*Aim of the exercise:* Retype all of the entries that appear below, keeping them exactly as they are.

━━━━━━━━━━━━━━━━━━━━━━━━━━━━━━

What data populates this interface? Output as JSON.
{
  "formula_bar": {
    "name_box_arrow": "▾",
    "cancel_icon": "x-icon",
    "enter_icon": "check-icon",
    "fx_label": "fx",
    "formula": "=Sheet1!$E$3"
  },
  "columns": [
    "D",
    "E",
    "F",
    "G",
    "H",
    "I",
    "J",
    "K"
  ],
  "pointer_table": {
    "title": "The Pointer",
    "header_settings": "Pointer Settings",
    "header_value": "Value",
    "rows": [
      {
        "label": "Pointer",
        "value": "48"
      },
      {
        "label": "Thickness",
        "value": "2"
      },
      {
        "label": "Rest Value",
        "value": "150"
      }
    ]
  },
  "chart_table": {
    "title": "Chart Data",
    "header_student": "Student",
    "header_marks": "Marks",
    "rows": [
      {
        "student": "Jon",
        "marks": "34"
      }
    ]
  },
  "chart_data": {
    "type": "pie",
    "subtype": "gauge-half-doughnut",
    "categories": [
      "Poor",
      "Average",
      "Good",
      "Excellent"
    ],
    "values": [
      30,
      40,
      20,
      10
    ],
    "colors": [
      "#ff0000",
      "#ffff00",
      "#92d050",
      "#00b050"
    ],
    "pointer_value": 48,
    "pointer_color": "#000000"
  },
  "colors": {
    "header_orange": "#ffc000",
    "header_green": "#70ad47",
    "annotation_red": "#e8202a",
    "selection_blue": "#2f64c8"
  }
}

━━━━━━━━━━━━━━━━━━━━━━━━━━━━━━

*Result for this exercise:*
What data populates this interface? Output as JSON.
{
  "formula_bar": {
    "name_box_arrow": "▾",
    "cancel_icon": "x-icon",
    "enter_icon": "check-icon",
    "fx_label": "fx",
    "formula": "=Sheet1!$E$3"
  },
  "columns": [
    "D",
    "E",
    "F",
    "G",
    "H",
    "I",
    "J",
    "K"
  ],
  "pointer_table": {
    "title": "The Pointer",
    "header_settings": "Pointer Settings",
    "header_value": "Value",
    "rows": [
      {
        "label": "Pointer",
        "value": "48"
      },
      {
        "label": "Thickness",
        "value": "2"
      },
      {
        "label": "Rest Value",
        "value": "150"
      }
    ]
  },
  "chart_table": {
    "title": "Chart Data",
    "header_student": "Student",
    "header_marks": "Marks",
    "rows": [
      {
        "student": "Jon",
        "marks": "34"
      }
    ]
  },
  "chart_data": {
    "type": "pie",
    "subtype": "gauge-half-doughnut",
    "categories": [
      "Poor",
      "Average",
      "Good",
      "Excellent"
    ],
    "values": [
      30,
      40,
      20,
      10
    ],
    "colors": [
      "#ff0000",
      "#ffff00",
      "#92d050",
      "#00b050"
    ],
    "pointer_value": 48,
    "pointer_color": "#000000"
  },
  "colors": {
    "header_orange": "#ffc000",
    "header_green": "#70ad47",
    "annotation_red": "#e8202a",
    "selection_blue": "#2f64c8"
  }
}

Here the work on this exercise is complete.